=== WHAT THE EXERCISE ASKS ===
Go through the records below and return each line that has "badge" in it.

=== RECORDS SUPPLIED ===
^^^^

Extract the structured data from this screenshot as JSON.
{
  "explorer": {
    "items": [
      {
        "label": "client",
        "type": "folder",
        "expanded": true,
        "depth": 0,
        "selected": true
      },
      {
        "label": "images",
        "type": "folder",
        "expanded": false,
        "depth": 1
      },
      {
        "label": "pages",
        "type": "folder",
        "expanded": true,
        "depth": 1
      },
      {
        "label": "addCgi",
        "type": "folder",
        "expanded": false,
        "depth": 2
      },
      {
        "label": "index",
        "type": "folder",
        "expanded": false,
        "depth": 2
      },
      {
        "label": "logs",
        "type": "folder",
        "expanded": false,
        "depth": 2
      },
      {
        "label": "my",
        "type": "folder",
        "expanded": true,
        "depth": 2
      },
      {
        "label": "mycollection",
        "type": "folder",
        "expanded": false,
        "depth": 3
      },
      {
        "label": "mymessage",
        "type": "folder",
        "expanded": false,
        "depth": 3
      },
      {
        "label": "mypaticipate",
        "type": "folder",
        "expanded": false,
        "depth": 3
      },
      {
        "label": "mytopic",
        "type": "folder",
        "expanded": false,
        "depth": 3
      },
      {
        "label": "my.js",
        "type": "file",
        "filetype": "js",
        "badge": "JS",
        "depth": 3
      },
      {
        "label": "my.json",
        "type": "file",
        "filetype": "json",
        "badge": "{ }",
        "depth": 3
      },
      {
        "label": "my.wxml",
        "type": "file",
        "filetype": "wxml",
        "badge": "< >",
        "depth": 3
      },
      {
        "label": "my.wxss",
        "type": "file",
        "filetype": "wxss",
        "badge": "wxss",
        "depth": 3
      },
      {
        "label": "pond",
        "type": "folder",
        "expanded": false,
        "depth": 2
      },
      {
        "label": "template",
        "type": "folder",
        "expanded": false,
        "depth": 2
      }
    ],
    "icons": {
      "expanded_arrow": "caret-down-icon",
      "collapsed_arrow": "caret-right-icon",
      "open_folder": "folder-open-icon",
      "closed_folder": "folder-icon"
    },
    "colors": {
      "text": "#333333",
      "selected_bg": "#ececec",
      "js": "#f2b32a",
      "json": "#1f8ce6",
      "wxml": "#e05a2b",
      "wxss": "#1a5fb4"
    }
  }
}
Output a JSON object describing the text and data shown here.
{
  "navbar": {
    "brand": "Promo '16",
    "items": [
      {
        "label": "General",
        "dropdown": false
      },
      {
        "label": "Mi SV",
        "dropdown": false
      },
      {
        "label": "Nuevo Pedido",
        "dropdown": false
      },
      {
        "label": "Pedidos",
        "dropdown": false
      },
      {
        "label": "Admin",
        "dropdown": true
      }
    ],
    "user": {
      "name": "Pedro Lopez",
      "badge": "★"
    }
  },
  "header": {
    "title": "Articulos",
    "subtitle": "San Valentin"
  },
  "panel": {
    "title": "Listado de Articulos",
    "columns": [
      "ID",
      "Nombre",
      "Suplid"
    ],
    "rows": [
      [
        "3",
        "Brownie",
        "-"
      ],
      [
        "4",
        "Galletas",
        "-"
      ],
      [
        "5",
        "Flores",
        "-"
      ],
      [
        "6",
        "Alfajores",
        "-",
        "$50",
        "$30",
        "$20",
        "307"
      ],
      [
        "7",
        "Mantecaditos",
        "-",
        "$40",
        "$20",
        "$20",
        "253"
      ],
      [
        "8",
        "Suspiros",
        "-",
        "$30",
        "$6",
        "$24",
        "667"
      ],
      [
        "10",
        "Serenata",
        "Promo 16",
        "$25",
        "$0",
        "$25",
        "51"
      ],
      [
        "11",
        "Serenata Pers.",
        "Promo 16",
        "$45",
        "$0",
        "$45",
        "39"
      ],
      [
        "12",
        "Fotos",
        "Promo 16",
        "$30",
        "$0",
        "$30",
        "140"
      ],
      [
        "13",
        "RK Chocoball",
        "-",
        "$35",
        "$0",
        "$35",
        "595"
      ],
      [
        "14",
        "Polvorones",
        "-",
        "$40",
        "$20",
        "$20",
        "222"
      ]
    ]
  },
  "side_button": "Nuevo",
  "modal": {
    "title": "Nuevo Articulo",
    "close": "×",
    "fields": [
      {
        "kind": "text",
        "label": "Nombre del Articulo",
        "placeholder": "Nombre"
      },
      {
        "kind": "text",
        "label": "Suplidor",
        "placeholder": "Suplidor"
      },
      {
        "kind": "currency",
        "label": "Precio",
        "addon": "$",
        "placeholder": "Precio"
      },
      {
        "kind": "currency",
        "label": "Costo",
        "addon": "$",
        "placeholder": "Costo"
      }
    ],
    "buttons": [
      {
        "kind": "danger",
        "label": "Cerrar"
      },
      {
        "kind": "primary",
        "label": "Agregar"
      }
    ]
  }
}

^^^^

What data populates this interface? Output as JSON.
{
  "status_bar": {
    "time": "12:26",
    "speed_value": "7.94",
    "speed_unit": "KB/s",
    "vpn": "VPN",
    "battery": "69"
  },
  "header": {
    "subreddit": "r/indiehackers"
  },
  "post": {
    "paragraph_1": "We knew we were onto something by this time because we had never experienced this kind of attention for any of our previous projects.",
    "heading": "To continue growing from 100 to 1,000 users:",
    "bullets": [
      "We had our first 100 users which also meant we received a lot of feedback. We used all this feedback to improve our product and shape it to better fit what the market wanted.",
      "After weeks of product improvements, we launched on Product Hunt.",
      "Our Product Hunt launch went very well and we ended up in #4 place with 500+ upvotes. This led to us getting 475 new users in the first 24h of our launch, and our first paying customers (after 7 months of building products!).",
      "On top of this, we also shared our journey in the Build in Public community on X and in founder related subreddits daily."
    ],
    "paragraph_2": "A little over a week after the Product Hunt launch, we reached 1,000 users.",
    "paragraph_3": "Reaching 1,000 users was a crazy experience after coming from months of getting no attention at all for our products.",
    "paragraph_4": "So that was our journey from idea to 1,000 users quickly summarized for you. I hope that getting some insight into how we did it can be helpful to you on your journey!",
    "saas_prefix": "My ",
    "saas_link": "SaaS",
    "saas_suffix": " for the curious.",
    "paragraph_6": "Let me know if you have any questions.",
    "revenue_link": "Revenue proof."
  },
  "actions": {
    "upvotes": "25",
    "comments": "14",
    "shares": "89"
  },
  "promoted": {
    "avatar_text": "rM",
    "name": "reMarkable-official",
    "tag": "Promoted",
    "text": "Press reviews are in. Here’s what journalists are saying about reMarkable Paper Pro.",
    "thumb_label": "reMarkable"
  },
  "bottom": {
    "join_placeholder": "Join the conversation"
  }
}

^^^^

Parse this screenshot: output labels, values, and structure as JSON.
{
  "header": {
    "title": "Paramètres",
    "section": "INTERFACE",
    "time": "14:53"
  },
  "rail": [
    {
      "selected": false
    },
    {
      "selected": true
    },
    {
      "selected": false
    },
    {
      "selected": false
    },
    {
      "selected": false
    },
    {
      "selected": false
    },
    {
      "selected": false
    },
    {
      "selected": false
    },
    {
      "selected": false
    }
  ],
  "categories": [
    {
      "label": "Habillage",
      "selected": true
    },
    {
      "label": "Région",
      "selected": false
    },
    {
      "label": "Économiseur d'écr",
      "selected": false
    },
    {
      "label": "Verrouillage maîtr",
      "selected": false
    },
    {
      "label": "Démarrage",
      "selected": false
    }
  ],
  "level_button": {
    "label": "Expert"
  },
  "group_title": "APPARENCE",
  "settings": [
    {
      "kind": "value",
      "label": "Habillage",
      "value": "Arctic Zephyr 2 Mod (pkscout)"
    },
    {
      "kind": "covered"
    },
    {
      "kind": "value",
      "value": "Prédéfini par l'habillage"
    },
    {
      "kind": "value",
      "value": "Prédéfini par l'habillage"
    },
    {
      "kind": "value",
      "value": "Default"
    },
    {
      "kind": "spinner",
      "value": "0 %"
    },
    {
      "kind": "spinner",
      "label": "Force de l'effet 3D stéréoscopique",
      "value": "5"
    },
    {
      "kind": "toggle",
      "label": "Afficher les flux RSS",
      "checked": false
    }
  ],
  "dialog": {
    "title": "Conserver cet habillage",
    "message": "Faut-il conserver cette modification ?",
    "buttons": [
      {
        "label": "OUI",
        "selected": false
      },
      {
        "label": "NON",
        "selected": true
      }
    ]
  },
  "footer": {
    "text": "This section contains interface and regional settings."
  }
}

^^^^

=== REPLY ===
        "badge": "JS",
        "badge": "{ }",
        "badge": "< >",
        "badge": "wxss",
      "badge": "★"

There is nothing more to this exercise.